A Commentary on Economic Substance Regulations
“Satisfying” the Economic Substance Regulations (ESR) imposed by the UAE Government seems to be the buzz word of the month as the deadlines for submission of the ESR forms (which have been repeatedly extended) come closer. Most authorities have set the deadline for 30 June 2020 but some are earlier therefore companies will need to check with their relevant authority.
For those companies in the UAE who have not incorporated here to evade any foreign tax regulations (which is the large majority) it does not pose as anything other than a formality. However, the real targets are those companies who undertake a Relevant Activity (banking, insurance, investment fund management, headquarters business, lease financing, shipping, intellectual property, distribution and service and holding companies) and who use the UAE tax framework to their advantage by artificially attracting profits. It is the rising numbers of these companies which have put the UAE on the EU blacklist of non-cooperative jurisdictions for tax purposes.
Through the examination of the core income generating activities taking place in the UAE and the corresponding adequacy of employees, expenditure and premises (satisfaction of economic substance) in deciding whether a company is in compliance with the ESR, the UAE Government can identify those companies which it is targeting. It would seem at first glance that the government is examining those companies who are part of a foreign multinational group headquartered elsewhere but this is not the case as even those whose headquarters are in the UAE and who transact with foreign group companies are under the spotlight.
‘Adequacy’ is another buzzword leaving companies wondering how the Regulatory Authorities would calculate how employees, expenditure and premises would be deemed to be adequate for the level of activity undertaken. This would seem to be a minefield and decisions left to the pragmatism of the authorities suggest ensuing battles coming up. For instance, to satisfy the employee test, those employees who perform the core income generating activities would need to be resident in the UAE or would need to perform these activities whilst present in the UAE (and under the direction of the company and whose costs must be borne by the company). In the digital age and the age of frequent travel across borders and time zones, international outsourcing has become an economic inevitability and a mainstay with the need for constant physical presence becoming a rather outdated concept. This would need to be recognised and calculations adjusted accordingly.
In the digital age and the age of frequent travel across borders and time zones, international outsourcing has become an economic inevitability and a mainstay with the need for constant physical presence becoming a rather outdated concept.
Obviously, there will be penalties if companies fail to provide accurate or complete information or if they fail to demonstrate economic substance (up to AED 50,000). Repeated failure to satisfy the requirements could potentially lead to fines of AED 300,000 and eventual suspension, withdrawal or non-renewal of licences.

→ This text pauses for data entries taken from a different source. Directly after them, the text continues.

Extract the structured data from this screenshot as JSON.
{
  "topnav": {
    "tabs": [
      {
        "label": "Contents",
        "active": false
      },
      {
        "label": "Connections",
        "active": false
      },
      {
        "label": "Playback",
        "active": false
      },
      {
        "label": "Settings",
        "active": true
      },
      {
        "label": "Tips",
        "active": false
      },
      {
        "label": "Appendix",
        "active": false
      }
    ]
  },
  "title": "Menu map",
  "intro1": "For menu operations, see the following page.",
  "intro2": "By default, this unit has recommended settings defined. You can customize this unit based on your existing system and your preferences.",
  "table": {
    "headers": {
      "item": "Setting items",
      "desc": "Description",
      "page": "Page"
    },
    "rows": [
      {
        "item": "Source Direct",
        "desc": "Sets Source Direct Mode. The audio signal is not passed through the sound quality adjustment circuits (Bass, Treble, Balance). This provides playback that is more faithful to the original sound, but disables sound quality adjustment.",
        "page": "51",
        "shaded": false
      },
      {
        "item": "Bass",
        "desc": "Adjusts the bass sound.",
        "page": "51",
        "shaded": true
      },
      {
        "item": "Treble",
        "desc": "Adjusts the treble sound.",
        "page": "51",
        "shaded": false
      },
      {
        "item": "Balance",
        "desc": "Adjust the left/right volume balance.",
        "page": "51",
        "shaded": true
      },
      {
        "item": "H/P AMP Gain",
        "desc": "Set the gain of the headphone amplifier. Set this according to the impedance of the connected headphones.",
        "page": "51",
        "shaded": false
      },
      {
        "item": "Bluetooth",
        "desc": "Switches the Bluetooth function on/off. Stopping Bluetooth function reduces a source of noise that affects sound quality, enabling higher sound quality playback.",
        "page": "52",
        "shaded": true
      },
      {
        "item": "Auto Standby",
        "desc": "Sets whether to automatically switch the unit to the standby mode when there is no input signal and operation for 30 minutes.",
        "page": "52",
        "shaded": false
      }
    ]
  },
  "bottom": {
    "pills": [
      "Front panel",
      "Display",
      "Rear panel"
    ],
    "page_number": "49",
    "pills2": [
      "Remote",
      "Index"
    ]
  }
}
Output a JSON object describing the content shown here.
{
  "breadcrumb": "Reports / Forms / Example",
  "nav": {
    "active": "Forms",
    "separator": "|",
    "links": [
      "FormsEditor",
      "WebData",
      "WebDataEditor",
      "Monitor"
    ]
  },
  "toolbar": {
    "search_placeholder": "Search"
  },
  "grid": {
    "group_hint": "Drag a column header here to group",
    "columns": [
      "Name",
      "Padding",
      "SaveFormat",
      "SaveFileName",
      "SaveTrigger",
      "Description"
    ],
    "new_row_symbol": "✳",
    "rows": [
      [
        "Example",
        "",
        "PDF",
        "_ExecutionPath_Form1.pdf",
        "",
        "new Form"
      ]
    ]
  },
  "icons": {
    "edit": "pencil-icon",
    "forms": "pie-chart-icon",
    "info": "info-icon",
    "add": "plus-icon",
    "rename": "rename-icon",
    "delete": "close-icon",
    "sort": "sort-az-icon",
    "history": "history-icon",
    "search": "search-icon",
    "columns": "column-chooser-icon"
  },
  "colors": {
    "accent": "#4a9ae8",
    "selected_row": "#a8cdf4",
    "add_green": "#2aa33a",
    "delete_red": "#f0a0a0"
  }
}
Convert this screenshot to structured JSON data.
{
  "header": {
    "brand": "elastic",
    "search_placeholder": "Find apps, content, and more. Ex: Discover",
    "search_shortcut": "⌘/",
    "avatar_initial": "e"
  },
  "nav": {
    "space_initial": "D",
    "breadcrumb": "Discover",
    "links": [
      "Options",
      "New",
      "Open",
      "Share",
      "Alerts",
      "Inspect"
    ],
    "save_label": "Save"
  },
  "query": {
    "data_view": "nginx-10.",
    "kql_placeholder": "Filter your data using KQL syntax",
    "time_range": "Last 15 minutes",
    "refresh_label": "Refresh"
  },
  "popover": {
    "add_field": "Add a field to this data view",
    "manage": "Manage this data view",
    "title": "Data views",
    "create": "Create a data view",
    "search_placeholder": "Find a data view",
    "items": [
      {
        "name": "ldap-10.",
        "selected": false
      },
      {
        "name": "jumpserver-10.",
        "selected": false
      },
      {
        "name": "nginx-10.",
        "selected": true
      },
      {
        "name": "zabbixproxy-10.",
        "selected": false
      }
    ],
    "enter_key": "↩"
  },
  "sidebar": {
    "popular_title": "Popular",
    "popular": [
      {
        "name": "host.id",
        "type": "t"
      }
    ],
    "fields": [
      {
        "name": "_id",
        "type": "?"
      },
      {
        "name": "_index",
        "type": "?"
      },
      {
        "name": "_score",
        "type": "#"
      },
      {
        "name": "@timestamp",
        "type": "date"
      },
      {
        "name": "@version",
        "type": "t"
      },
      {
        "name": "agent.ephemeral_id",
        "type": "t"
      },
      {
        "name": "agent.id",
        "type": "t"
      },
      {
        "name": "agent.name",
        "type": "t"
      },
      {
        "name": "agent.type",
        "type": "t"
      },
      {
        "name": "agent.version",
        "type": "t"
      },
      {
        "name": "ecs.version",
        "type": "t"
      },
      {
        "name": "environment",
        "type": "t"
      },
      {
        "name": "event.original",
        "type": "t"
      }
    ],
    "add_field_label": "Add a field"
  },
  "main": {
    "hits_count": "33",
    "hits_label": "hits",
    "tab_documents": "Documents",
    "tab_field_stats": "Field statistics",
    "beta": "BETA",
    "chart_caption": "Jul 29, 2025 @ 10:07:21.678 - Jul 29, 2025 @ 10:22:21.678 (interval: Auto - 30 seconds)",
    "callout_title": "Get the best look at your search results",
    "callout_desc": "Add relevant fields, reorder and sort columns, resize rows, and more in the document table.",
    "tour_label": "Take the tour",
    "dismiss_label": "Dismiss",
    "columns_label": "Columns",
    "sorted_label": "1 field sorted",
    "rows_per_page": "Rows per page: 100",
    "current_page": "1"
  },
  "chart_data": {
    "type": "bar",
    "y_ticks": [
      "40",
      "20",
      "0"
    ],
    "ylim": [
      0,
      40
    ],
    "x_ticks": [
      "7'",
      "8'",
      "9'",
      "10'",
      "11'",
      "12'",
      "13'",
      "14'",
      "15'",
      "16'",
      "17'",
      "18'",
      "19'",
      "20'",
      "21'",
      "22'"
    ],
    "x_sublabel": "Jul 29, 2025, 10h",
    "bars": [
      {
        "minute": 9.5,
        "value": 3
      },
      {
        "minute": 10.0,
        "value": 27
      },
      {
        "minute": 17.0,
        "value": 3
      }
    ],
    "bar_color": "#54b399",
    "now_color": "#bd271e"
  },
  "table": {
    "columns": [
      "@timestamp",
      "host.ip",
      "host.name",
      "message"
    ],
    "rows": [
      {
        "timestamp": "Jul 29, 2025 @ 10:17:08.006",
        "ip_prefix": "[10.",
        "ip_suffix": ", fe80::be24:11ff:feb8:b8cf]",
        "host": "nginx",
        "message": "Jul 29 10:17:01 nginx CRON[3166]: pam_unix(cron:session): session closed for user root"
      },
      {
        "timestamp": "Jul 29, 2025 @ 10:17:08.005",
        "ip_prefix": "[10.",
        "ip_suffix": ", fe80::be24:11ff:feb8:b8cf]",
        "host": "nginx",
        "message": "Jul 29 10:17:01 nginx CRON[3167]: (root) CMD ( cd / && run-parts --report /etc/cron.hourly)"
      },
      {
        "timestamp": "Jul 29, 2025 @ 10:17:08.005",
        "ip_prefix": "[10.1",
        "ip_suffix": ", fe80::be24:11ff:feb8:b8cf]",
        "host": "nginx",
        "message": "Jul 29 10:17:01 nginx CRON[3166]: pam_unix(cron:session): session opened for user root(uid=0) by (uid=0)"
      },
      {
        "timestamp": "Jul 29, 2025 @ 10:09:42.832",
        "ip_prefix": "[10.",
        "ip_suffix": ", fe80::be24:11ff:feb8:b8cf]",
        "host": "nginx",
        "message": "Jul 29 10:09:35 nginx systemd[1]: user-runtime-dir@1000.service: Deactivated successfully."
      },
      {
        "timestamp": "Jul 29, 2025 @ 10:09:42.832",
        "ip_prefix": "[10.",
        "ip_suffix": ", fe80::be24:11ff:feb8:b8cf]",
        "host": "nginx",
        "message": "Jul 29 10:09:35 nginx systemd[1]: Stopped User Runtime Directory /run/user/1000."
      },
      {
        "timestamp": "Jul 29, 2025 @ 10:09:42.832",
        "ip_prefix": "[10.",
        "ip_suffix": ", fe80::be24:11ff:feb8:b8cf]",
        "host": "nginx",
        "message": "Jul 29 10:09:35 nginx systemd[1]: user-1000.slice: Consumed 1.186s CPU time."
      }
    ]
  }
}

It must be pointed out here that this is not an Organisation for Economic Cooperation and Development (OECD) requirement solely for the UAE Government but is a worldwide one with other similar jurisdictions being on the blacklist. The strict adherence to the requirements is a sign of the UAE’s commitment to bringing the perception of the country into the ranks of the developed nations and which can only have an eventual positive effect on the UAE economy.